» **Assignment**:
For this exercise, write out the whole listing below exactly, omitting its images.
##########
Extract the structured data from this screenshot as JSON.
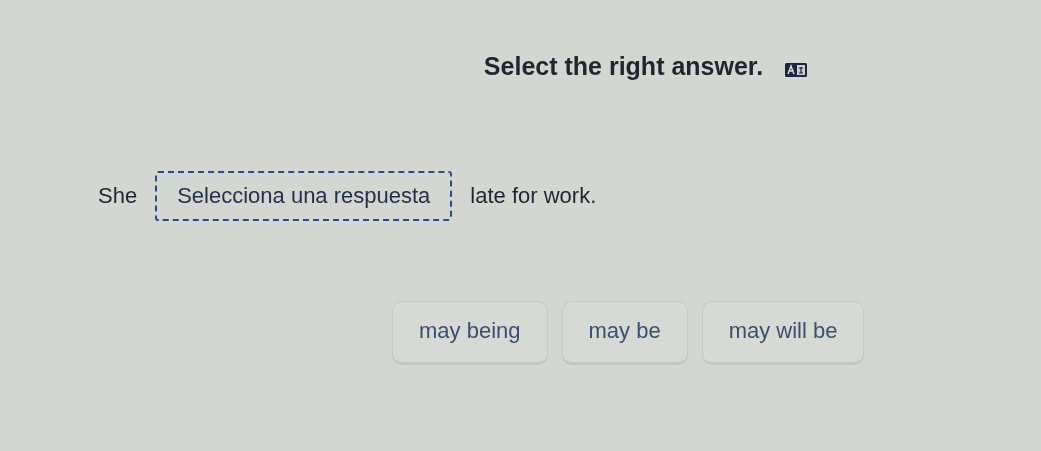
{
  "prompt": "Select the right answer.",
  "sentence": {
    "before": "She",
    "blank": {
      "placeholder": "Selecciona una respuesta"
    },
    "after": "late for work."
  },
  "options": [
    {
      "label": "may being",
      "selected": false
    },
    {
      "label": "may be",
      "selected": false
    },
    {
      "label": "may will be",
      "selected": false
    }
  ]
}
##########
» **Answer to this problem**:
Extract the structured data from this screenshot as JSON.
{
  "prompt": "Select the right answer.",
  "sentence": {
    "before": "She",
    "blank": {
      "placeholder": "Selecciona una respuesta"
    },
    "after": "late for work."
  },
  "options": [
    {
      "label": "may being",
      "selected": false
    },
    {
      "label": "may be",
      "selected": false
    },
    {
      "label": "may will be",
      "selected": false
    }
  ]
}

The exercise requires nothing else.